Segment Open
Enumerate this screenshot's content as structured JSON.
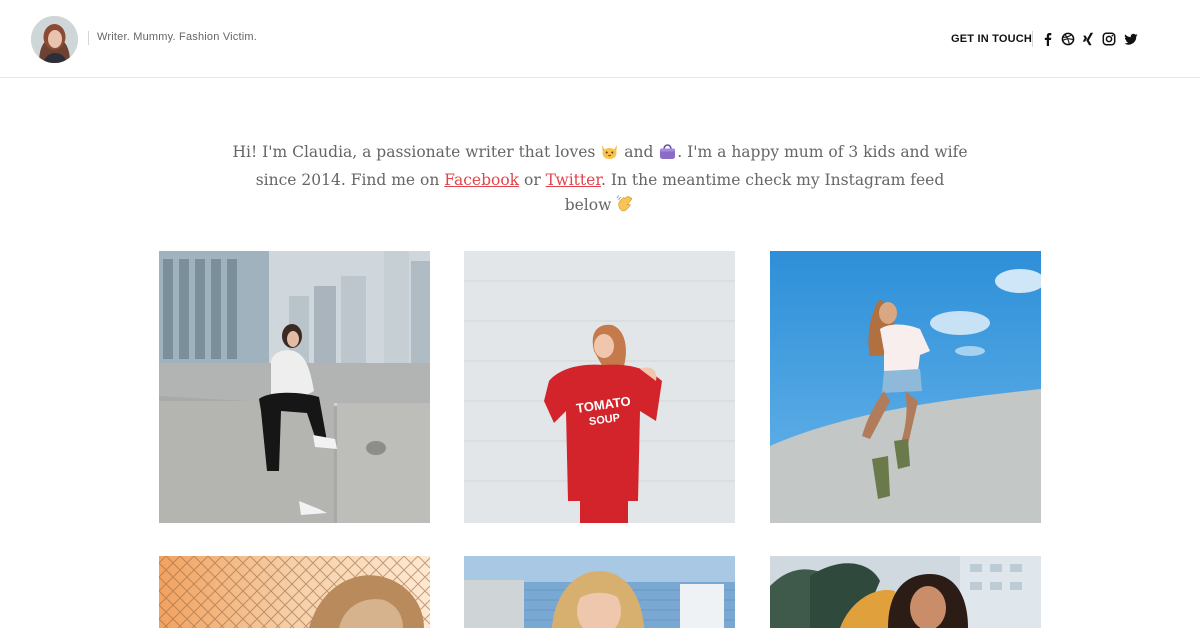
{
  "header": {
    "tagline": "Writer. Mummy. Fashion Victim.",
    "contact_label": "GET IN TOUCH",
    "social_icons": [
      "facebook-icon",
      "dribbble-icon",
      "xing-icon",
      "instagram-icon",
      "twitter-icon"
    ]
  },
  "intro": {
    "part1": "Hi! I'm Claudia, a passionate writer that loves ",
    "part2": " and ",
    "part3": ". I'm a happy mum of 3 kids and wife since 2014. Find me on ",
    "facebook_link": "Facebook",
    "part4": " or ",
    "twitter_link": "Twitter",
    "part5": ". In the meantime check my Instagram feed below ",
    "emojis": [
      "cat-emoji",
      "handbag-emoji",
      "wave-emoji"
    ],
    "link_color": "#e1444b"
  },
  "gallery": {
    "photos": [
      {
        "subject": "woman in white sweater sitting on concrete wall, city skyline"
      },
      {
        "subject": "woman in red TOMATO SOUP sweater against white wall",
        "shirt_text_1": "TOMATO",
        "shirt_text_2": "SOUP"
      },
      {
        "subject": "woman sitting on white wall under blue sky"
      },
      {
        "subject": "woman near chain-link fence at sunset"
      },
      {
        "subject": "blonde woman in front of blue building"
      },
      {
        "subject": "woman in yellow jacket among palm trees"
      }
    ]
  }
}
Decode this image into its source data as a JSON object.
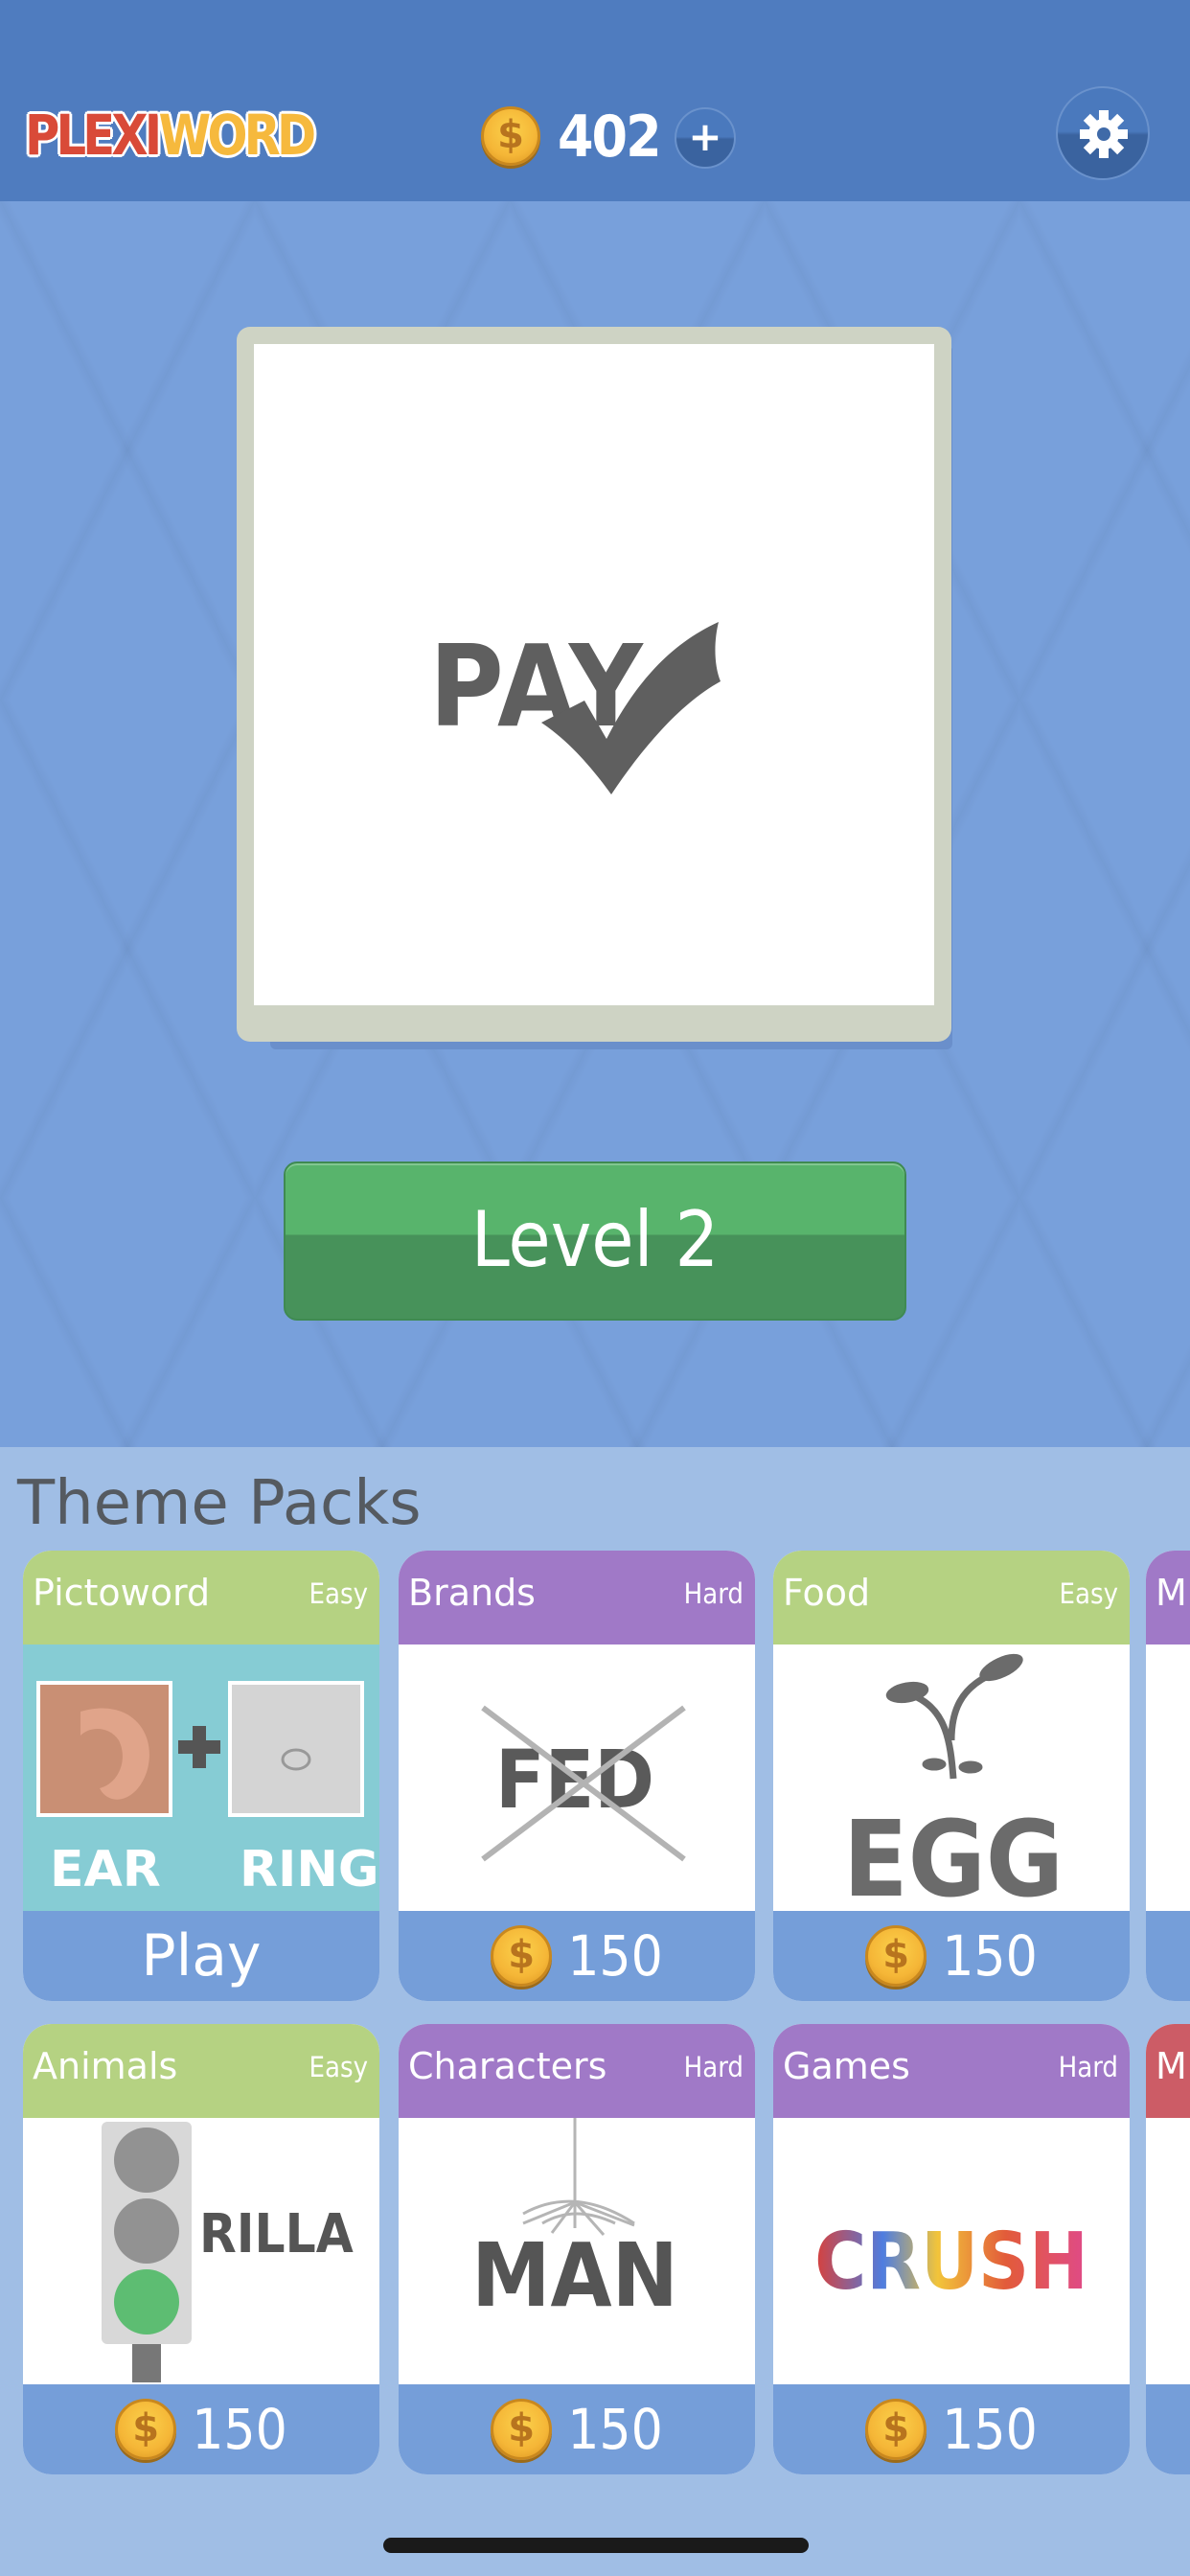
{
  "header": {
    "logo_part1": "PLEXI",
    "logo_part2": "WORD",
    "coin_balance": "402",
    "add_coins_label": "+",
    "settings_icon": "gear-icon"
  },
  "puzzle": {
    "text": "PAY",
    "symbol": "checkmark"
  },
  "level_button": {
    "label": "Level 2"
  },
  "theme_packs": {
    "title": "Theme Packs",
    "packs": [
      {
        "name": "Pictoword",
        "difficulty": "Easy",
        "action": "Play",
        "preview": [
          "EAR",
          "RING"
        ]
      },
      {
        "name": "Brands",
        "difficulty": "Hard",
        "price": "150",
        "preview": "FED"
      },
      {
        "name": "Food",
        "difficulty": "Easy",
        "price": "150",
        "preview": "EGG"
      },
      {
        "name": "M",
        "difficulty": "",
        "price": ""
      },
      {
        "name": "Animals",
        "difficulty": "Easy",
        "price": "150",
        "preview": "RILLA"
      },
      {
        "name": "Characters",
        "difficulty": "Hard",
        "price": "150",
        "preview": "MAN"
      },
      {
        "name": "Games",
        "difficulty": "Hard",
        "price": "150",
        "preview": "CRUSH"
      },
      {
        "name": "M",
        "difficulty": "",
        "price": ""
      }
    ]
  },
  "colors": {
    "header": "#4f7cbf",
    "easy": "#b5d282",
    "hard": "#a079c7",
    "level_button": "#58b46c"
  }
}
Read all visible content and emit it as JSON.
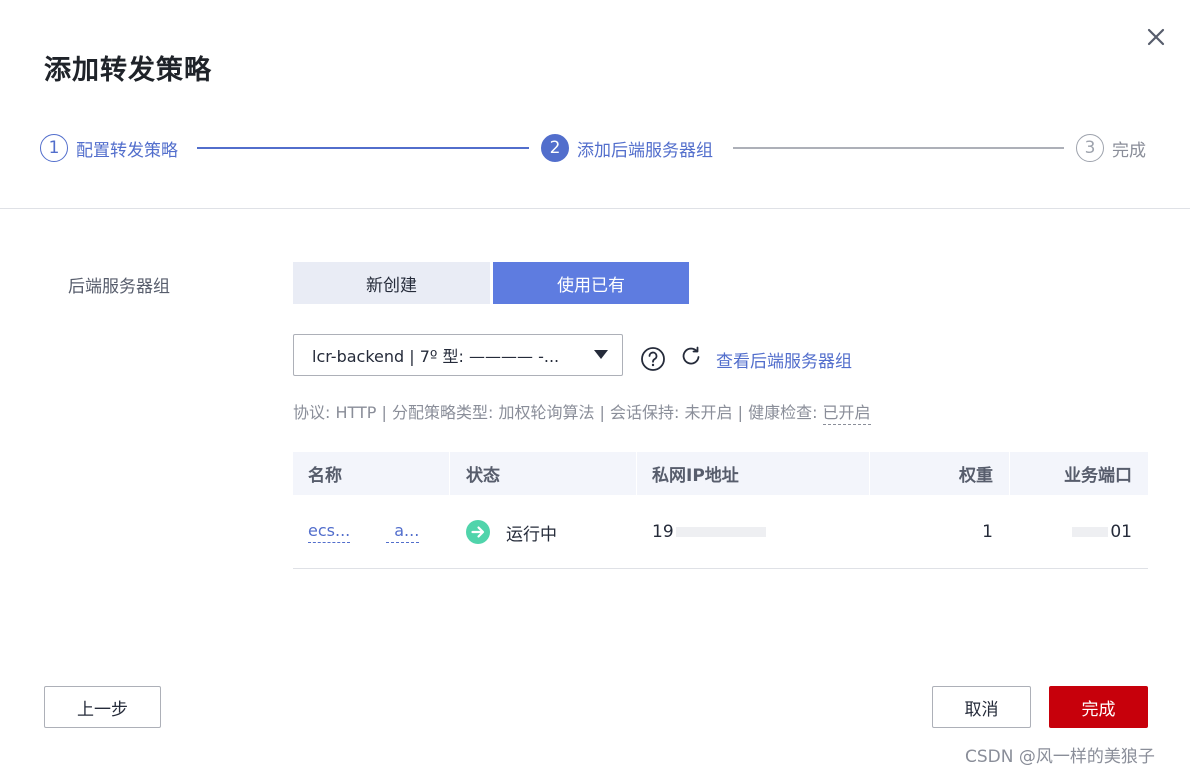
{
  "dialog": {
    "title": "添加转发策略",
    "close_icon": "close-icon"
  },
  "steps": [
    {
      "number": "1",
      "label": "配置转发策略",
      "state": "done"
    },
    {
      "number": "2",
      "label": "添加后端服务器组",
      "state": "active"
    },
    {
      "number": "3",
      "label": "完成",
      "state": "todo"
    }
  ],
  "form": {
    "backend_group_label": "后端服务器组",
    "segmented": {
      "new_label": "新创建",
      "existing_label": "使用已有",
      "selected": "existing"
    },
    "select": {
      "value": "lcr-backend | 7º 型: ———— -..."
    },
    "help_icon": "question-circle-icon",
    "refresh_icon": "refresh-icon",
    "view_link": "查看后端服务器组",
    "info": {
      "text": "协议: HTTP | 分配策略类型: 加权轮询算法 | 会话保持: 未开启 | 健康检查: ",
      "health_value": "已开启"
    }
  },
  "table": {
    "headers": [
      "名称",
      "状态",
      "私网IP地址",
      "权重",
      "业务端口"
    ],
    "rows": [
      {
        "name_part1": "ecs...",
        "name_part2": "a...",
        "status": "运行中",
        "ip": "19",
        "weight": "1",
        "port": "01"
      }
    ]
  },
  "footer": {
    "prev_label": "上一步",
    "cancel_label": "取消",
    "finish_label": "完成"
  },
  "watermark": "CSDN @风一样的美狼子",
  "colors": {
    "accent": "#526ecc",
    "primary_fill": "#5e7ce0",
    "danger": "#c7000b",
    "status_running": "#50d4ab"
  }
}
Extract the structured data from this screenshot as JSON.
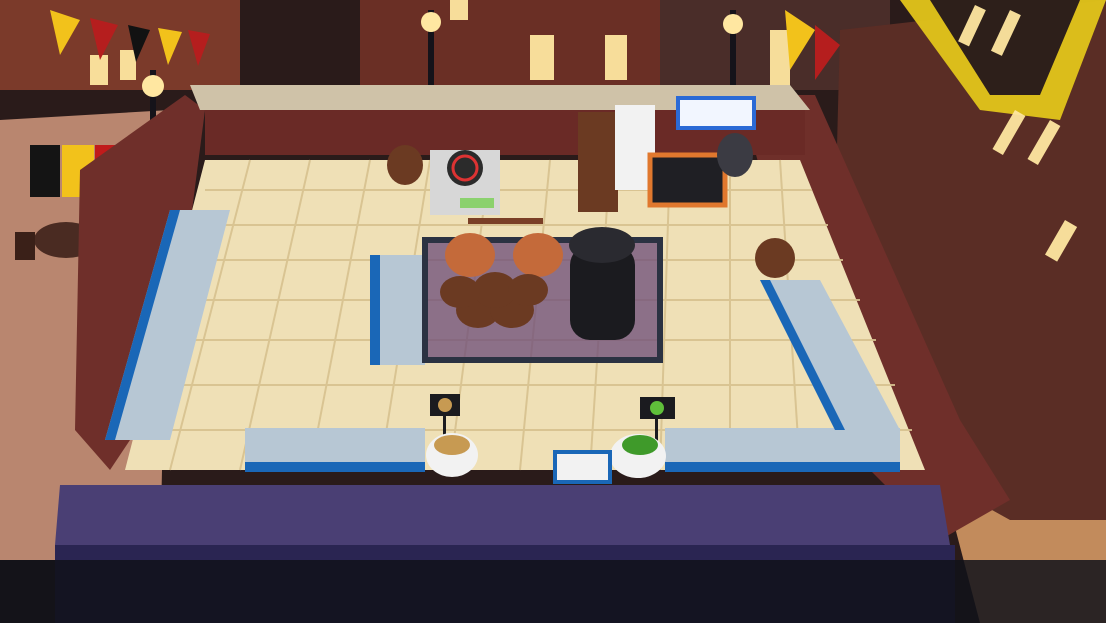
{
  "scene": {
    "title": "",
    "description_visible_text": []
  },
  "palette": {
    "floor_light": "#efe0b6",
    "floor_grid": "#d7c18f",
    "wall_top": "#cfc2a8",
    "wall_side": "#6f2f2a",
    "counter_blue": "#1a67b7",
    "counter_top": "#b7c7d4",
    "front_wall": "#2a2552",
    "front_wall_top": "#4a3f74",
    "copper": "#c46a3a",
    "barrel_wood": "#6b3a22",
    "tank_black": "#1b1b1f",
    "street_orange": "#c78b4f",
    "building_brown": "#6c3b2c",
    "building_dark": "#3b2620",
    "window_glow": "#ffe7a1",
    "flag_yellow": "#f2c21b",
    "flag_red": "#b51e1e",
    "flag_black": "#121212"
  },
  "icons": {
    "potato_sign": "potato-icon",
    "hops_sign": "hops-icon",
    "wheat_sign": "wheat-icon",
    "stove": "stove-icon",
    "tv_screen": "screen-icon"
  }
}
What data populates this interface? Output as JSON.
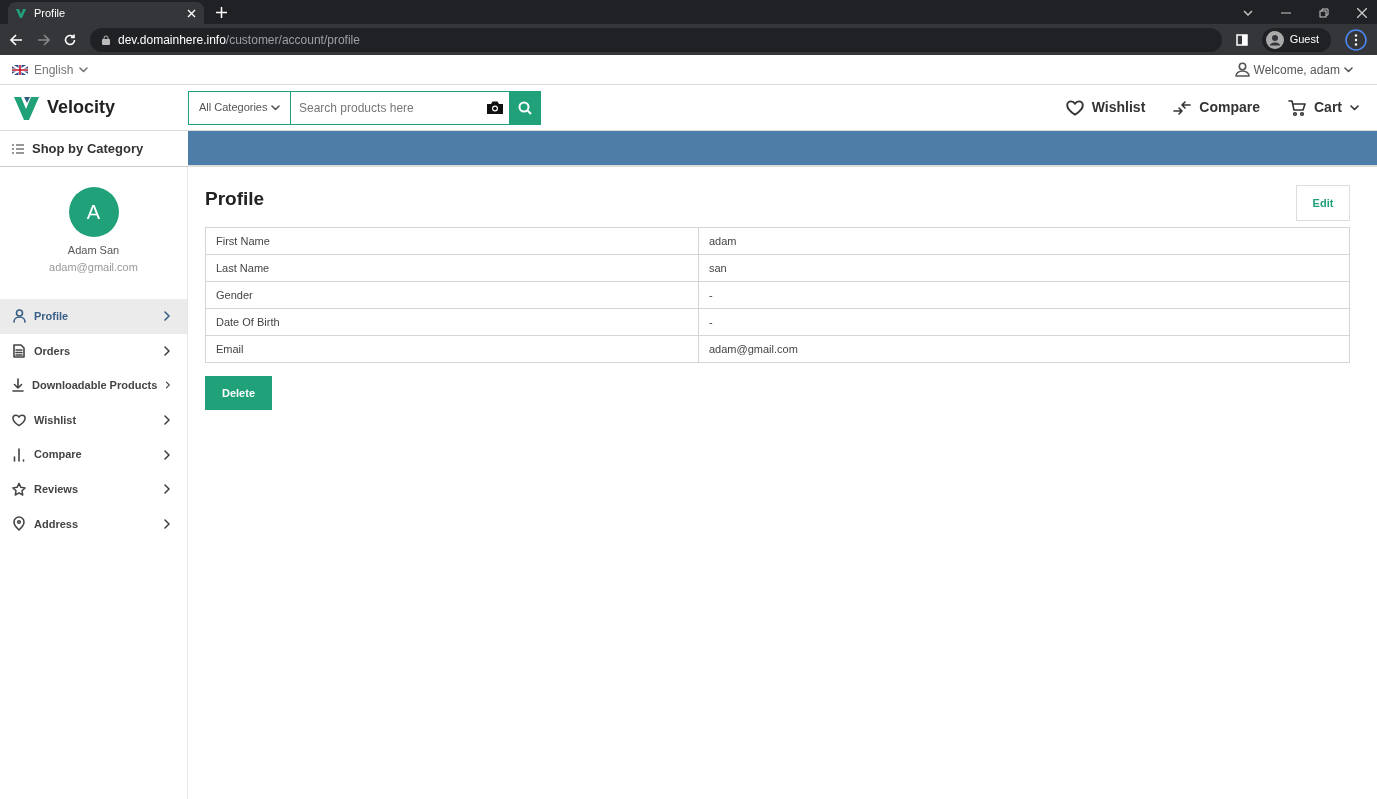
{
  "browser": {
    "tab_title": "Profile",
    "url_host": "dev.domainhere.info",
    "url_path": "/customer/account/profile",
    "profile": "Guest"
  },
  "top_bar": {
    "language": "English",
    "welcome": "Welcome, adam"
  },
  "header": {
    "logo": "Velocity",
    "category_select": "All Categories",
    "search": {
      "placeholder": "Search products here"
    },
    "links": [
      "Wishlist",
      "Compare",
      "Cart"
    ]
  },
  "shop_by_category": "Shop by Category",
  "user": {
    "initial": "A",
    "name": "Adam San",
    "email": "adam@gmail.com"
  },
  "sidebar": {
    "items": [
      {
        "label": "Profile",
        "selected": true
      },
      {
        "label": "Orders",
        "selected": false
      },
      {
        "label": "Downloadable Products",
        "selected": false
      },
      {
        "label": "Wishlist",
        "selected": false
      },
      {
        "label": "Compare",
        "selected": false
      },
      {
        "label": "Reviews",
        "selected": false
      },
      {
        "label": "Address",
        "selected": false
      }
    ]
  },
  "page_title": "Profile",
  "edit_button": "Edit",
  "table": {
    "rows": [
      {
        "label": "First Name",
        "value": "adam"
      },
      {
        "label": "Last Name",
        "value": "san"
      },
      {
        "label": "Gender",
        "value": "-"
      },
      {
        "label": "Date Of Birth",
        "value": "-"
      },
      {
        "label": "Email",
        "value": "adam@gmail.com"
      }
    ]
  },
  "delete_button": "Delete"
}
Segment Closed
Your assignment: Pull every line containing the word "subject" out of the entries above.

Reply to the task:
        "subject": "woman in white sweater sitting on concrete wall, city skyline"
        "subject": "woman in red TOMATO SOUP sweater against white wall",
        "subject": "woman sitting on white wall under blue sky"
        "subject": "woman near chain-link fence at sunset"
        "subject": "blonde woman in front of blue building"
        "subject": "woman in yellow jacket among palm trees"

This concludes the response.